*** LISTED ENTRIES ***
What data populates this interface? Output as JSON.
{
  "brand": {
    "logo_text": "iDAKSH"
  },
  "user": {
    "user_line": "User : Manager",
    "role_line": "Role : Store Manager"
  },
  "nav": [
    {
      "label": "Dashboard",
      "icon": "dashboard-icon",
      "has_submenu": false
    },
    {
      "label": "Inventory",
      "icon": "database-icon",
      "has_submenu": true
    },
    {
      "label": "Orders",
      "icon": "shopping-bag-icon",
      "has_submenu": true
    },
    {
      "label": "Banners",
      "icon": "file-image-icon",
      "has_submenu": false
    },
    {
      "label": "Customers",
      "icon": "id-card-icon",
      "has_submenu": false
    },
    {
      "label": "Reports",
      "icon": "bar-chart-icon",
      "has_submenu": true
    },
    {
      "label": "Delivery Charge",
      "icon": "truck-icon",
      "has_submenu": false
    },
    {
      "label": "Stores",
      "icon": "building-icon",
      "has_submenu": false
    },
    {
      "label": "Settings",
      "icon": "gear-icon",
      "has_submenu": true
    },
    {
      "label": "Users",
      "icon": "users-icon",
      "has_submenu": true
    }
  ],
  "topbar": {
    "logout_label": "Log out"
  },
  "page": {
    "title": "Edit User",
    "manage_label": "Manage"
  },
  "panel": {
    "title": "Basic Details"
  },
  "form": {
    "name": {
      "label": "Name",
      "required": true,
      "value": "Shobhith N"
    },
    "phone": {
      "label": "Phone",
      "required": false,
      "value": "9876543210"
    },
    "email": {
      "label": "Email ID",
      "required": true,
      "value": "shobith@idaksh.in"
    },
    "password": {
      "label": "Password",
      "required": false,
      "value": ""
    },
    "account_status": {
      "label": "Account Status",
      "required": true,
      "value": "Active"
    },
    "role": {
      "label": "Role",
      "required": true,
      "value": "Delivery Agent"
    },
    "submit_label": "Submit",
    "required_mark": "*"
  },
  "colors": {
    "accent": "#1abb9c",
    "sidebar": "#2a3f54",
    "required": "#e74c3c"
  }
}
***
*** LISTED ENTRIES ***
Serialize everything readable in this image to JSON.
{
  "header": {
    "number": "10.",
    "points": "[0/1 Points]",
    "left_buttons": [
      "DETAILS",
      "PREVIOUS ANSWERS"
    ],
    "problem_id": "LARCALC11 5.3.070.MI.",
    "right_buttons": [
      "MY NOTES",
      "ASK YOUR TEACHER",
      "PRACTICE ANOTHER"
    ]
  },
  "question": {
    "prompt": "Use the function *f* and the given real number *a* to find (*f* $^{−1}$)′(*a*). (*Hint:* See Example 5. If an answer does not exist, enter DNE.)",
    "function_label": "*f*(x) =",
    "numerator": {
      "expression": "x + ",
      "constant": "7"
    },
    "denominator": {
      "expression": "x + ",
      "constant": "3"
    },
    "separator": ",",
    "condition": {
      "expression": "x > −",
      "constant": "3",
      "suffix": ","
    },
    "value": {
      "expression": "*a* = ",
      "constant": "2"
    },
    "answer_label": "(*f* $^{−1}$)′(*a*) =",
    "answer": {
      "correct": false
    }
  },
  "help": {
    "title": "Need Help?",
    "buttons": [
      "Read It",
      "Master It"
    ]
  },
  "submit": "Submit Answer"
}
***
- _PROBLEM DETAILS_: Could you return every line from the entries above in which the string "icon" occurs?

- _PROBLEM SOLUTION_:
      "icon": "dashboard-icon",
      "icon": "database-icon",
      "icon": "shopping-bag-icon",
      "icon": "file-image-icon",
      "icon": "id-card-icon",
      "icon": "bar-chart-icon",
      "icon": "truck-icon",
      "icon": "building-icon",
      "icon": "gear-icon",
      "icon": "users-icon",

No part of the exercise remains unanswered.